EXERCISE | The answer must be one number: how many lines in the records below contain the word "text".

○ ○ ○

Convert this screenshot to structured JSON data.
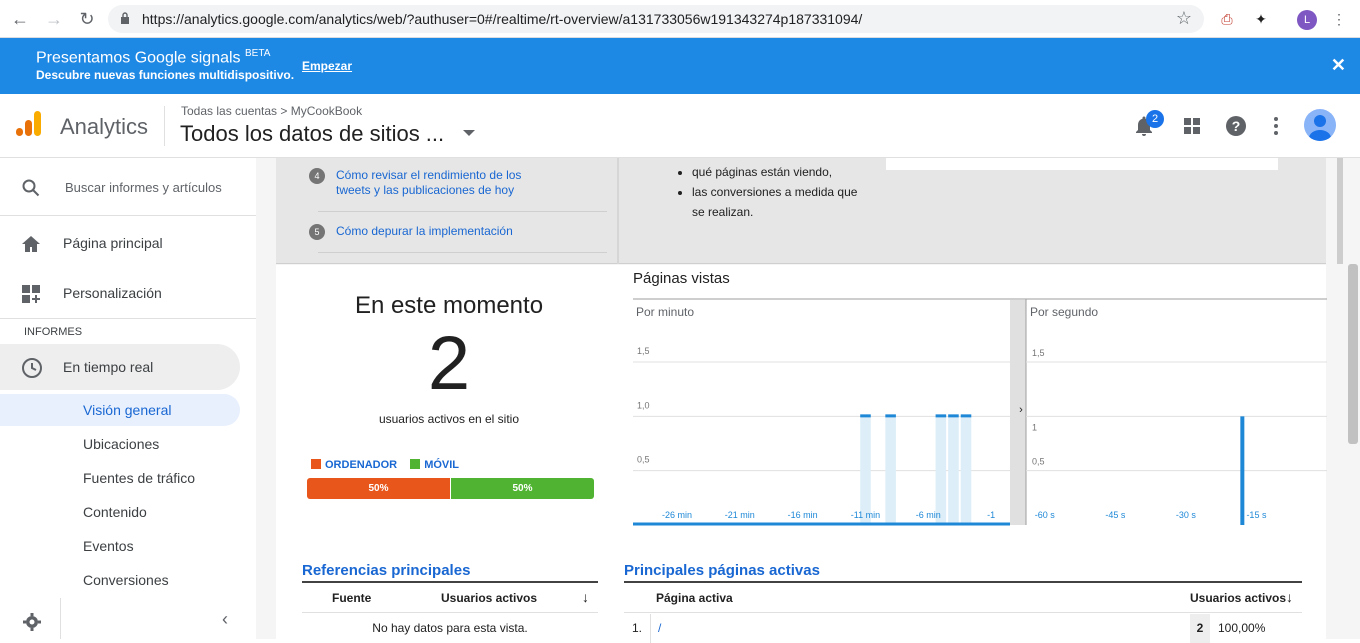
{
  "browser": {
    "url": "https://analytics.google.com/analytics/web/?authuser=0#/realtime/rt-overview/a131733056w191343274p187331094/",
    "profile_initial": "L"
  },
  "banner": {
    "title": "Presentamos Google signals",
    "beta": "BETA",
    "subtitle": "Descubre nuevas funciones multidispositivo.",
    "link": "Empezar",
    "color": "#1e88e5"
  },
  "header": {
    "app_name": "Analytics",
    "breadcrumb": "Todas las cuentas > MyCookBook",
    "property": "Todos los datos de sitios ...",
    "notifications": "2"
  },
  "sidebar": {
    "search_placeholder": "Buscar informes y artículos",
    "home": "Página principal",
    "customization": "Personalización",
    "section": "INFORMES",
    "realtime": "En tiempo real",
    "sub_items": [
      "Visión general",
      "Ubicaciones",
      "Fuentes de tráfico",
      "Contenido",
      "Eventos",
      "Conversiones"
    ]
  },
  "tips": [
    {
      "num": "4",
      "text": "Cómo revisar el rendimiento de los tweets y las publicaciones de hoy"
    },
    {
      "num": "5",
      "text": "Cómo depurar la implementación"
    }
  ],
  "bullets": [
    "qué páginas están viendo,",
    "las conversiones a medida que se realizan."
  ],
  "now": {
    "title": "En este momento",
    "count": "2",
    "subtitle": "usuarios activos en el sitio",
    "legend_desktop": "ORDENADOR",
    "legend_mobile": "MÓVIL",
    "desktop_pct": "50%",
    "mobile_pct": "50%",
    "desktop_color": "#e8561c",
    "mobile_color": "#50b432"
  },
  "pageviews_title": "Páginas vistas",
  "chart_data": [
    {
      "type": "bar",
      "title": "Por minuto",
      "x": [
        "-29 min",
        "-28 min",
        "-27 min",
        "-26 min",
        "-25 min",
        "-24 min",
        "-23 min",
        "-22 min",
        "-21 min",
        "-20 min",
        "-19 min",
        "-18 min",
        "-17 min",
        "-16 min",
        "-15 min",
        "-14 min",
        "-13 min",
        "-12 min",
        "-11 min",
        "-10 min",
        "-9 min",
        "-8 min",
        "-7 min",
        "-6 min",
        "-5 min",
        "-4 min",
        "-3 min",
        "-2 min",
        "-1 min",
        "0 min"
      ],
      "x_tick_labels": [
        "-26 min",
        "-21 min",
        "-16 min",
        "-11 min",
        "-6 min",
        "-1"
      ],
      "values": [
        0,
        0,
        0,
        0,
        0,
        0,
        0,
        0,
        0,
        0,
        0,
        0,
        0,
        0,
        0,
        0,
        0,
        0,
        1,
        0,
        1,
        0,
        0,
        0,
        1,
        1,
        1,
        0,
        0,
        0
      ],
      "y_ticks": [
        "0,5",
        "1,0",
        "1,5"
      ],
      "ylim": [
        0,
        2
      ],
      "color": "#1e88d7"
    },
    {
      "type": "bar",
      "title": "Por segundo",
      "x_tick_labels": [
        "-60 s",
        "-45 s",
        "-30 s",
        "-15 s"
      ],
      "spike_at_seconds": -18,
      "values": [
        1
      ],
      "y_ticks": [
        "0,5",
        "1",
        "1,5"
      ],
      "ylim": [
        0,
        2
      ],
      "color": "#1e88d7"
    }
  ],
  "referrals": {
    "title": "Referencias principales",
    "col_source": "Fuente",
    "col_users": "Usuarios activos",
    "empty": "No hay datos para esta vista."
  },
  "top_pages": {
    "title": "Principales páginas activas",
    "col_page": "Página activa",
    "col_users": "Usuarios activos",
    "rows": [
      {
        "rank": "1.",
        "page": "/",
        "users": "2",
        "pct": "100,00%"
      }
    ]
  }
}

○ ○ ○

OUTPUT FOR THIS TASK | 2